Latest Radar & Wind Gusts:
Hurricane Jose's most likely track continues to trend further south & east. As a result, we will only feel outer fringe effects in the form of some showers and periods of rain, which have already spread into southeastern portions of the region. The highest wind will not occur until Wednesday or even Thursday on Cape Cod (after most of the rain is over). In Groton, CT maximum wind could reach 25 mph with gusts to 40 mph or so by tomorrow. In Chatham, MA sustained wind could get up around 35-40 mph, with gusts over 60 mph on Thursday. Most of the region (not near the southeast coast) will see lighter wind speeds than that - maybe 12-20 mph, with gusts of 25-35 mph tomorrow. Most places will see less than an inch of rain, with the possible exception of southeastern New England and the far eastern end of Long Island, where amounts could be higher. The NAM model has more rain backing into southeastern New England Thursday night/Friday as the storm drifts toward the west). Boating & swimming in the coastal waters are not advised due to dangerous rip currents.
Meanwhile, Hurricane Maria, a Cat 5 storm with max sustained wind up to 160 mph has moved across the island of Dominica and is taking aim on the Virgin Islands and Puerto Rico. From the National Hurricane Center:
"KEY MESSAGES: 1. Maria will affect portions of the northern Leeward Islands as an extremely dangerous major hurricane during the next day or so. 2. Maria is likely to affect Puerto Rico and the U.S. and British Virgin Islands as an extremely dangerous major hurricane tonight and Wednesday. Preparations to protect life and property should be rushed to completion. 3. A life-threatening storm surge, accompanied by large and destructive waves, is expected for the Leeward Islands, the U.S. and British Virgin Islands, and Puerto Rico. 4. Life-threatening flash floods and mudslides from heavy rainfall are expected across the Leeward Islands, including Puerto Rico and the U.S. and British Virgin Islands."

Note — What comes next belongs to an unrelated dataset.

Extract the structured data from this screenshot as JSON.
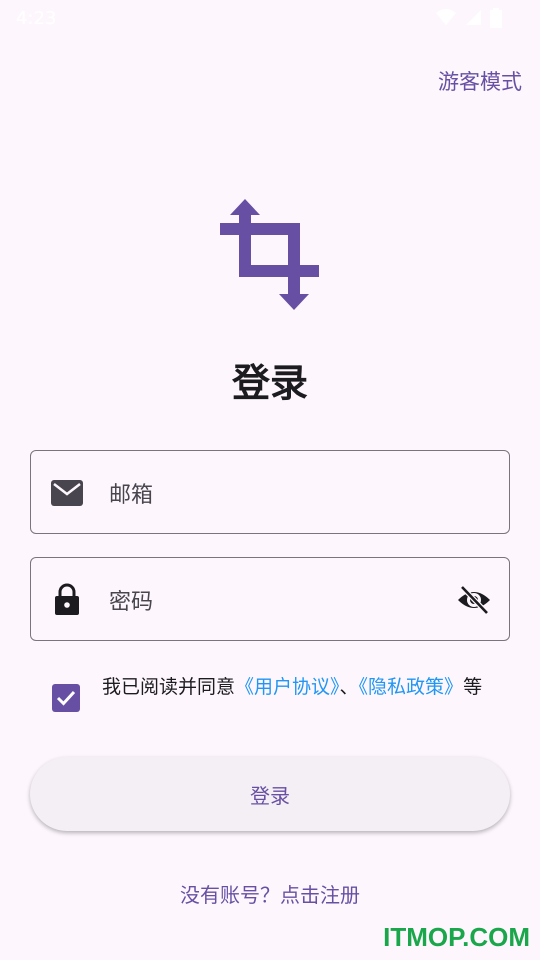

The latest public advisory can be found here. After moving across Puerto Rico, Maria is likely to move toward the northwest and then curve a bit more to the north. At this time I don't expect it to make landfall along the U.S. east coast, although it could get a little too close for comfort to Cape Hatteras, NC early next week.